Labour and the Greens are trying mightily to get the signatures they need to force a referedum on partial asset sales. But as Pete George asks at Your NZ, who's actually doing the initiating? He blogs:
The Green Party are promoting a petition for an asset sales referendum. They – and other groups in the Keep Our Assets coalition including the Labour Party – are using the Citizen Initiated Referenda process to continue campaigning they began during the last election.
It’s easy to make an assumption as per Wikipedia “The Citizens Initiated Referenda Act 1993 allows for citizens to propose a referendum“, that a CIR is a means of citizens petitioning MPs in parliament. So why are political parties (and MPs) so heavily involved in this petition?
Of course MPs are citizens too – but they have their own ways of influencing parliament, they are Members of Parliament.
Greens and Labour had said that they were only a part of a citizen based coalition, but they seem to be more open about their involvement now.
The latest Green Party newsletter says:
Over the winter months, the Green Party and our coalition partners have collected over 240,000 signatures on the Keep Our Assets petition.We. We. We. That shows clearly it’s a significant Green Party campaign.
That’s an outstanding victory in itself, but we now need to finish the job off.
Today we launched The Spring Collection, our month long push to get the last remaining signatures to force a referendum to stop the asset sales.
We need your help one last time.
And David Shearer’s weekly newsletter is along similar lines:

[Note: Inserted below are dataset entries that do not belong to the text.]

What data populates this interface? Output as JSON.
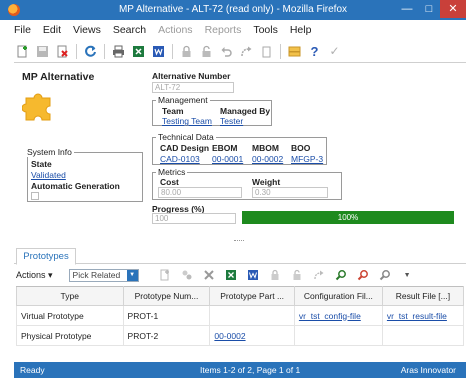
{
  "window": {
    "title": "MP Alternative - ALT-72 (read only) - Mozilla Firefox",
    "minimize": "—",
    "maximize": "□",
    "close": "✕"
  },
  "menu": {
    "items": [
      {
        "label": "File",
        "enabled": true
      },
      {
        "label": "Edit",
        "enabled": true
      },
      {
        "label": "Views",
        "enabled": true
      },
      {
        "label": "Search",
        "enabled": true
      },
      {
        "label": "Actions",
        "enabled": false
      },
      {
        "label": "Reports",
        "enabled": false
      },
      {
        "label": "Tools",
        "enabled": true
      },
      {
        "label": "Help",
        "enabled": true
      }
    ]
  },
  "toolbar": {
    "icons": [
      "new-item-icon",
      "save-icon",
      "delete-icon",
      "refresh-icon",
      "print-icon",
      "export-excel-icon",
      "export-word-icon",
      "lock-icon",
      "unlock-icon",
      "undo-icon",
      "promote-icon",
      "attach-icon",
      "toggle-panel-icon",
      "help-icon",
      "done-icon"
    ],
    "help_glyph": "?",
    "done_glyph": "✓"
  },
  "form": {
    "title": "MP Alternative",
    "alternative_number_label": "Alternative Number",
    "alternative_number": "ALT-72",
    "management": {
      "legend": "Management",
      "team_label": "Team",
      "team_value": "Testing Team",
      "managed_by_label": "Managed By",
      "managed_by_value": "Tester"
    },
    "technical_data": {
      "legend": "Technical Data",
      "cad_label": "CAD Design",
      "cad_value": "CAD-0103",
      "ebom_label": "EBOM",
      "ebom_value": "00-0001",
      "mbom_label": "MBOM",
      "mbom_value": "00-0002",
      "boo_label": "BOO",
      "boo_value": "MFGP-3"
    },
    "metrics": {
      "legend": "Metrics",
      "cost_label": "Cost",
      "cost_value": "80.00",
      "weight_label": "Weight",
      "weight_value": "0.30"
    },
    "progress": {
      "label": "Progress (%)",
      "value": "100",
      "bar_text": "100%",
      "percent": 100
    },
    "system_info": {
      "legend": "System Info",
      "state_label": "State",
      "state_value": "Validated",
      "auto_gen_label": "Automatic Generation"
    }
  },
  "relationships": {
    "tab_label": "Prototypes",
    "actions_label": "Actions ▾",
    "pick_related": "Pick Related",
    "columns": [
      "Type",
      "Prototype Num...",
      "Prototype Part ...",
      "Configuration Fil...",
      "Result File [...]"
    ],
    "rows": [
      {
        "type": "Virtual Prototype",
        "number": "PROT-1",
        "part": "",
        "config": "vr_tst_config-file",
        "result": "vr_tst_result-file"
      },
      {
        "type": "Physical Prototype",
        "number": "PROT-2",
        "part": "00-0002",
        "config": "",
        "result": ""
      }
    ]
  },
  "status": {
    "left": "Ready",
    "middle": "Items 1-2 of 2, Page 1 of 1",
    "right": "Aras Innovator"
  },
  "colors": {
    "titlebar": "#2a73ba",
    "progress": "#1e8a1e",
    "link": "#1a4da8"
  }
}
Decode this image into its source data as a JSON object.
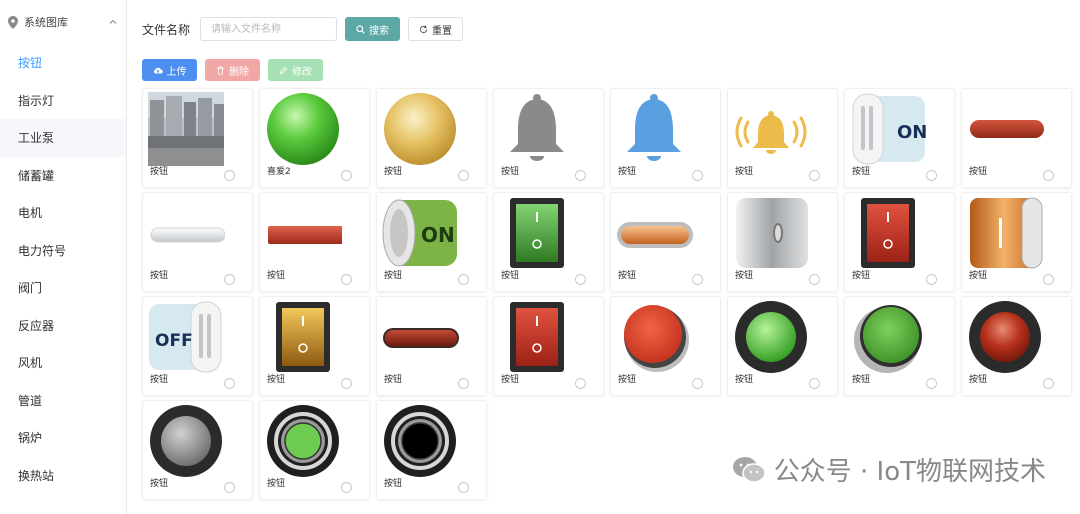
{
  "sidebar": {
    "header": "系统图库",
    "items": [
      {
        "label": "按钮",
        "active": true
      },
      {
        "label": "指示灯"
      },
      {
        "label": "工业泵"
      },
      {
        "label": "储蓄罐"
      },
      {
        "label": "电机"
      },
      {
        "label": "电力符号"
      },
      {
        "label": "阀门"
      },
      {
        "label": "反应器"
      },
      {
        "label": "风机"
      },
      {
        "label": "管道"
      },
      {
        "label": "锅炉"
      },
      {
        "label": "换热站"
      }
    ]
  },
  "search": {
    "label": "文件名称",
    "placeholder": "请输入文件名称",
    "search_button": "搜索",
    "reset_button": "重置"
  },
  "actions": {
    "upload": "上传",
    "delete": "删除",
    "edit": "修改"
  },
  "gallery": [
    {
      "label": "按钮",
      "icon": "building-photo"
    },
    {
      "label": "喜爱2",
      "icon": "green-sphere"
    },
    {
      "label": "按钮",
      "icon": "gold-sphere"
    },
    {
      "label": "按钮",
      "icon": "gray-bell"
    },
    {
      "label": "按钮",
      "icon": "blue-bell"
    },
    {
      "label": "按钮",
      "icon": "ringing-bell"
    },
    {
      "label": "按钮",
      "icon": "on-toggle-white"
    },
    {
      "label": "按钮",
      "icon": "red-pill"
    },
    {
      "label": "按钮",
      "icon": "white-pill"
    },
    {
      "label": "按钮",
      "icon": "red-bar"
    },
    {
      "label": "按钮",
      "icon": "on-toggle-green"
    },
    {
      "label": "按钮",
      "icon": "green-rocker"
    },
    {
      "label": "按钮",
      "icon": "orange-pill"
    },
    {
      "label": "按钮",
      "icon": "silver-toggle"
    },
    {
      "label": "按钮",
      "icon": "red-rocker"
    },
    {
      "label": "按钮",
      "icon": "orange-toggle"
    },
    {
      "label": "按钮",
      "icon": "off-toggle"
    },
    {
      "label": "按钮",
      "icon": "yellow-rocker"
    },
    {
      "label": "按钮",
      "icon": "dark-red-pill"
    },
    {
      "label": "按钮",
      "icon": "red-rocker-2"
    },
    {
      "label": "按钮",
      "icon": "red-push-button"
    },
    {
      "label": "按钮",
      "icon": "green-ring-button"
    },
    {
      "label": "按钮",
      "icon": "green-push-button"
    },
    {
      "label": "按钮",
      "icon": "red-ring-button"
    },
    {
      "label": "按钮",
      "icon": "gray-ring-button"
    },
    {
      "label": "按钮",
      "icon": "green-metal-button"
    },
    {
      "label": "按钮",
      "icon": "black-metal-button"
    }
  ],
  "watermark": "公众号 · IoT物联网技术",
  "colors": {
    "accent": "#409eff",
    "search_button": "#5ca8a5",
    "upload_button": "#4c8ff0",
    "delete_button": "#f2a7a7",
    "edit_button": "#a7e0b5"
  }
}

Your MPs will be out working in our regions and local communities next week, with Parliament taking a break from sitting. It’s a chance for us to make another big push to get the signatures we need for the asset sales petition.Us. We.
Both parties have taken clear ownership of the petition. It seems like a case of political parties hijacking a means for citizens to influence parliament.
It is an established fact that the Greens have spent public money on what is essentially a political stunt. And they were at it again yesterday, with a re-launch, in cahoots with Labour.
It must be worrying for both Labour and the Greens that only 240,000 people have signed their petition after months of publicity. After all, check out the party vote figures in the diagram below from last year's General Election:
Less people have signed the PPIR petition than voted for the Greens in November. Add in Labour's party vote (614,937), plus those of NZ First, the Maori Party and the Mana Party, all of whom voted against the empowering legislation, and the petition strike-rate is around 25%.
And they'll need at least a 10% tolerance over and above the 310,000. We have heard plenty of reports of teenagers as young as 13 signing the petition, of duplicate signatures, and of those (not including ourselves, we might add) with a mischievious streak signing with all manner of false names. The petition will need a thorough audit before it is accepted.
So let's drop the pretence of this being anything other than party political propaganda. Patently, this is an opportunist attempt by Labour and the Greens in particular to hi-jack the CIR process. Pete George calls it as it is; Citizen Initiated Referendum my asset.